Some 500 people took part on Sunday in the online event, sponsored by the congregation in lieu of an in-person annual dinner, a precaution during this time of the COVID-19 pandemic.
“Countless lives were changed for the better” by Rabbi Schonfeld’s community involvement, classes on a wide variety of Torah topics, and personal counseling, which included Erev Shabbos calls to widows and widowers that continued until a few weeks before his death, said Rabbi Yoel Schonfeld, who succeeded his father as the Young Israel’s rav. “He lived, he breathed with Young Israel.”
During the hour-and-15-minute-long event on the 17th of Tamuz fast day, watched by people in New York, several US states, and Israel, a series of speakers recounted the rabbi’s dedication to the Jewish community of his neighborhood and of the city, and to the State of Israel, but particularly to his congregation and his family.
Paul Glasser, the congregation’s High Holydays chazan for many years, began the tribute by singing the Star-Spangled Banner and Hatikvah, and ended it with the Keil Malei Rachamim.
Aviva Pinchuk, Rabbi Schonfeld’s daughter and eldest child, in remarks from her home in Israel, called the rabbi “a gadol ha’dor,” a great man in his generation.
Rabbi Schonfeld, in shepherding the synagogue’s steady, multi-generational growth over the decades, influenced many people from unobservant backgrounds to take on an Orthodox lifestyle, several speakers said.
“He was a great politician” with an instinct of when to criticize people’s actions or statements, and when to approach someone with a kinder attitude, said Rabbi Mordechai Willig, a former resident of Kew Gardens Hills who now serves as spiritual leader of the Young Israel or Riverdale. “He always tried to make peace, when possible.” Rabbi Willig, the event’s keynote speaker, said that Rabbi Schonfeld combined the best traits of the Torah’s Joshua and Caleb, the two Spies – among the dozen dispatched by Moses to the Promised Land – who brought back a favorable report about Canaan and tried to still the other Spies’ negative words.
Rabbi Schonfeld, whom Rabbi Willig called “my rabbi,” was a lifelong student and proponent of the philosophy of Rabbi Joseph B. Soloveitchik, better known as “the Rav,” Rabbi Willig said. “He was always youthful,” Rabbi Willig said. “He was always moving – even if he could not move physically, he was moving spiritually.”
The tribute featured pictures of Rabbi Schonfeld from his early days as a clean-shaven young rabbi to his later years with a well-trimmed, graying beard.

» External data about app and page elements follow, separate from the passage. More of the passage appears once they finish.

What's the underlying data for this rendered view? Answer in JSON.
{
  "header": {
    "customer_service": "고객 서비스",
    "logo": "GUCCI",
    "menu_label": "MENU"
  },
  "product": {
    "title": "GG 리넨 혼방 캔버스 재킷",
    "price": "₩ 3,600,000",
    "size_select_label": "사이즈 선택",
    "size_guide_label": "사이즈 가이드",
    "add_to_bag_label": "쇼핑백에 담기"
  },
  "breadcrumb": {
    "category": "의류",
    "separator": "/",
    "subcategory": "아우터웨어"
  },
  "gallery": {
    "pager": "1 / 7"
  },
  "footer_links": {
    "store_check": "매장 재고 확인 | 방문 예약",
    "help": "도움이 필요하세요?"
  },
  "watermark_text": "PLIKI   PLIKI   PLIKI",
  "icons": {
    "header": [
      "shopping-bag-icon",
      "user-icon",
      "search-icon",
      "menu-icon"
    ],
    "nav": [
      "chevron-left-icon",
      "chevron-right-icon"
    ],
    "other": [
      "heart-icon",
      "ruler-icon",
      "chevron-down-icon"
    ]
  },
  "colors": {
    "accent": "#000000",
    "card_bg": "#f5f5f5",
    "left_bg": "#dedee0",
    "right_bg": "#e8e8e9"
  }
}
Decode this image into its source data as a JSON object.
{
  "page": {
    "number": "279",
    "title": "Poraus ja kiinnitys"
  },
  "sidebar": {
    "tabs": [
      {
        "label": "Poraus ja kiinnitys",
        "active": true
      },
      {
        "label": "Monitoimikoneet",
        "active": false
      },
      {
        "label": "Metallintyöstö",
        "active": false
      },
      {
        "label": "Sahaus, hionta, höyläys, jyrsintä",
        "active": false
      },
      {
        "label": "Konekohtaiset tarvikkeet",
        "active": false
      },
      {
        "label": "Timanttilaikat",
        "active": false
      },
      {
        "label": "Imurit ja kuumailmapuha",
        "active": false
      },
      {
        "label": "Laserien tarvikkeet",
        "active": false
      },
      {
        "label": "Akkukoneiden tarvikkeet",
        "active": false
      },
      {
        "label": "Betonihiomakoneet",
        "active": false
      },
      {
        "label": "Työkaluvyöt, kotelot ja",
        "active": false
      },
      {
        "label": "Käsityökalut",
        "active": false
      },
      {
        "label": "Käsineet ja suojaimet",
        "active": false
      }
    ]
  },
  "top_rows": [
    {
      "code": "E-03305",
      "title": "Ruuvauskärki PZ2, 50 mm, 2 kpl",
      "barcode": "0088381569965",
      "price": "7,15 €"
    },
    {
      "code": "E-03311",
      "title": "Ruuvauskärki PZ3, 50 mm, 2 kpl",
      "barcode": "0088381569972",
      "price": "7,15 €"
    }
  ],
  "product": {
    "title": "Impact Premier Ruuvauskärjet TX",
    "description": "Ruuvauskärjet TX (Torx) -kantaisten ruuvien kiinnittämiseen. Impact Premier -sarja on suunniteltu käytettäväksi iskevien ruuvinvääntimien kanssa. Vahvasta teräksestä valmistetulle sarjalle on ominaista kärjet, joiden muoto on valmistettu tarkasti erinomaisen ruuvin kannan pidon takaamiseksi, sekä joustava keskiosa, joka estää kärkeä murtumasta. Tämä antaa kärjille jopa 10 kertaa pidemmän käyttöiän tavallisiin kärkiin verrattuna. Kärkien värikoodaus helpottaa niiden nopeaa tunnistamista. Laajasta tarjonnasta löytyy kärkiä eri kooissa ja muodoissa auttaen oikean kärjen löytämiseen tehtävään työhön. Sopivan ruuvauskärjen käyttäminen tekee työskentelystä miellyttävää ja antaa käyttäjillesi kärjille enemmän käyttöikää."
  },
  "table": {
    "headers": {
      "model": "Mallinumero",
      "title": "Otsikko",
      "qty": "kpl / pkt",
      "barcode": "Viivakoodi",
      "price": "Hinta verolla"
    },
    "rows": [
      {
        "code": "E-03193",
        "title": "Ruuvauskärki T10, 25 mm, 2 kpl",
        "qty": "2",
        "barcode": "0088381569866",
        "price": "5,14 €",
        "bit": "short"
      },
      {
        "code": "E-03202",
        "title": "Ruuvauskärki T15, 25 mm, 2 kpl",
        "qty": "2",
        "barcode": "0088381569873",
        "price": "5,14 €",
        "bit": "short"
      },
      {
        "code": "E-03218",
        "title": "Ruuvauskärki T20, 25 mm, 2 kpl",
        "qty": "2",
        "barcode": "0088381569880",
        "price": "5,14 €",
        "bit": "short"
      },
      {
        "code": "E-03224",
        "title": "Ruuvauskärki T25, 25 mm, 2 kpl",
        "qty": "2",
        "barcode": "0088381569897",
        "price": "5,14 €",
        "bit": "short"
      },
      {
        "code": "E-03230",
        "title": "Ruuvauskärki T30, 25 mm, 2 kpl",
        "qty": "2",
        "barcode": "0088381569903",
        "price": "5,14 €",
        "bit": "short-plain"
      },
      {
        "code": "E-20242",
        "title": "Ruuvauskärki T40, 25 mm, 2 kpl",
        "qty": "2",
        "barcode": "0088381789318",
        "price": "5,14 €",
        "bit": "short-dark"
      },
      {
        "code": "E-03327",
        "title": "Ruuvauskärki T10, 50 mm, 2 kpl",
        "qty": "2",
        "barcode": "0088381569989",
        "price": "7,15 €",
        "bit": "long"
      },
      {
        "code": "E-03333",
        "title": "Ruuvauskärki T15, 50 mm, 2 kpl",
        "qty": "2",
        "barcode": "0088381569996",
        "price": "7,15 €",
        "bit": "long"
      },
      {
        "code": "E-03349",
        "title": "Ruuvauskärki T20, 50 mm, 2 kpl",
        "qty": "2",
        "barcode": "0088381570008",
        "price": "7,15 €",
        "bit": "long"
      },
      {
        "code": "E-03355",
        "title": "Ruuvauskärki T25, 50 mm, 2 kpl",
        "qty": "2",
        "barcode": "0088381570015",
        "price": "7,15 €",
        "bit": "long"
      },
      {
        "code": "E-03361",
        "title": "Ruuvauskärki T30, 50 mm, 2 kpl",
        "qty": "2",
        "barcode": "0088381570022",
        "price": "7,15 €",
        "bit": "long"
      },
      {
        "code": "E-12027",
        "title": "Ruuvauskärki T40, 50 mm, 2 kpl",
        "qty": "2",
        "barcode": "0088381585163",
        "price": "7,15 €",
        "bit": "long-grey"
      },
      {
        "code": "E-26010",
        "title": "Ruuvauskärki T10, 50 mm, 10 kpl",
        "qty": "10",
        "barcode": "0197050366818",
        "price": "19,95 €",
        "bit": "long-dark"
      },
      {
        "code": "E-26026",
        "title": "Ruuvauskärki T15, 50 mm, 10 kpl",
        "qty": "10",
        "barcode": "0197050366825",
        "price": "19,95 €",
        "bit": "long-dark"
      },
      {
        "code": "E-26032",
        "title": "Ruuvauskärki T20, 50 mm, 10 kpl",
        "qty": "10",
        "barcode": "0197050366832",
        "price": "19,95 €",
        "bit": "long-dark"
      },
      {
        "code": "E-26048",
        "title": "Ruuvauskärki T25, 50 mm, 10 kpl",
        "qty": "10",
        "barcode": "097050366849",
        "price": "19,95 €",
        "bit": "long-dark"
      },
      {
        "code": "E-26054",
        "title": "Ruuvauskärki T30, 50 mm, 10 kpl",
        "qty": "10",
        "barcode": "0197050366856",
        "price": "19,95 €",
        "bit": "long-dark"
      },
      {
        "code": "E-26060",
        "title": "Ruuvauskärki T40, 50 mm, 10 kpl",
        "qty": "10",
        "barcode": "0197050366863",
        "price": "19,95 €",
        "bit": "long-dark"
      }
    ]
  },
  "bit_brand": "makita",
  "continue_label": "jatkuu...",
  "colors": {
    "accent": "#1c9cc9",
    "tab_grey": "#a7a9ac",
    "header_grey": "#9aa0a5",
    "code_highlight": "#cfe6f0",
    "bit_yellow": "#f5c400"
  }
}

Rabbi Schonfeld, who came from a Gerrer chasidic background, was raised in Poland, moved with his family to Vienna before World War II began, then immigrated to England as part of the Kindertransport program that saved the lives of some 10,000 young Jewish children. He settled in the United States in 1950. The tribute included excerpts from a “Names, Not Numbers” oral history in which he described his childhood in Vienna and his eventual immigration to England.
Rabbi Schonfeld studied at Yeshiva University’s Rabbi Isaac Elchanan Theological Seminary, developing a close relationship with Rabbi Soloveitchik, the philosophical leader of the Modern Orthodox movement; then in 1953, as a young rabbi, he was part of a few families who founded Kew Gardens Hills’ Young Israel as a basement minyan. Over the following years, the rabbi guided the congregation’s growth and participated in a wide variety of religious and educational initiatives in Queens and New York City.
Rabbi Stuart Verstandig, president of the Young Israel, served as moderator of the event, which noted Rabbi Schonfeld’s “life and achievements.”
Esther Lopata, a veteran member of the congregation, shared her memories of the shul’s early days, when members met in one family’s basement, and of how “not-yet-Rabbi Fabian,” still a s’michah student at Yeshiva University, demonstrated his leadership potential.
“He was first and foremost the rav of some 800 families,” Glasser said. “He saw no boundaries to his rabbinate. He understood what being a Jewish leader was all about. He was not just a presence, but a force” in many local and national Jewish organizations. Rabbi Schonfeld left “a legacy that will continue to grow,” Glasser said.